_Source records:_
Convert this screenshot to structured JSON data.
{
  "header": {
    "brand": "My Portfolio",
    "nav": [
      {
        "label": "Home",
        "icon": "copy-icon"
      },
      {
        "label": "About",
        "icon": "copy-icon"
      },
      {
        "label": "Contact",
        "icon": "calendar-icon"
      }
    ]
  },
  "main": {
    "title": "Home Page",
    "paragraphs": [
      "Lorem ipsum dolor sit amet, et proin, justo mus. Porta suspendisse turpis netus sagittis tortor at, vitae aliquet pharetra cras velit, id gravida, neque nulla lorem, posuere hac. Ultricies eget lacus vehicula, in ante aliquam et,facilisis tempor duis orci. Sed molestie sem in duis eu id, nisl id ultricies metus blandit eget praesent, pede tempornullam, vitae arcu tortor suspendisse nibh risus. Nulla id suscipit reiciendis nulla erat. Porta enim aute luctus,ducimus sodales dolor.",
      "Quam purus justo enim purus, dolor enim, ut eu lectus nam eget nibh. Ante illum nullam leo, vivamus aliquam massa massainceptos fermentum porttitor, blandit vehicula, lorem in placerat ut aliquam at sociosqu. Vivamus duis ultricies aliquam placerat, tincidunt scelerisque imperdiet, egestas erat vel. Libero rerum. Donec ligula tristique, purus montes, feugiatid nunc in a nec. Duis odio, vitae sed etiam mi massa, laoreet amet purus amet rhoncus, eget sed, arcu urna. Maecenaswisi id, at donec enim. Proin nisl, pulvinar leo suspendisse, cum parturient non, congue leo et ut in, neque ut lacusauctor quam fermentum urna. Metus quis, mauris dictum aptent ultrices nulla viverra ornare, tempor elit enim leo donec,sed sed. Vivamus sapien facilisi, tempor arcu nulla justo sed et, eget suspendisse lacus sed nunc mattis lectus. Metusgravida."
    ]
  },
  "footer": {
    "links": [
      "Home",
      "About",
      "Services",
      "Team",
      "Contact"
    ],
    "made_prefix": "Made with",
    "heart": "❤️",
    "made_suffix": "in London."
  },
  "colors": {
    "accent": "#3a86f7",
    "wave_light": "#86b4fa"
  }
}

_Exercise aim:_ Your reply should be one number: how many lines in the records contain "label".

_Written solution:_ 3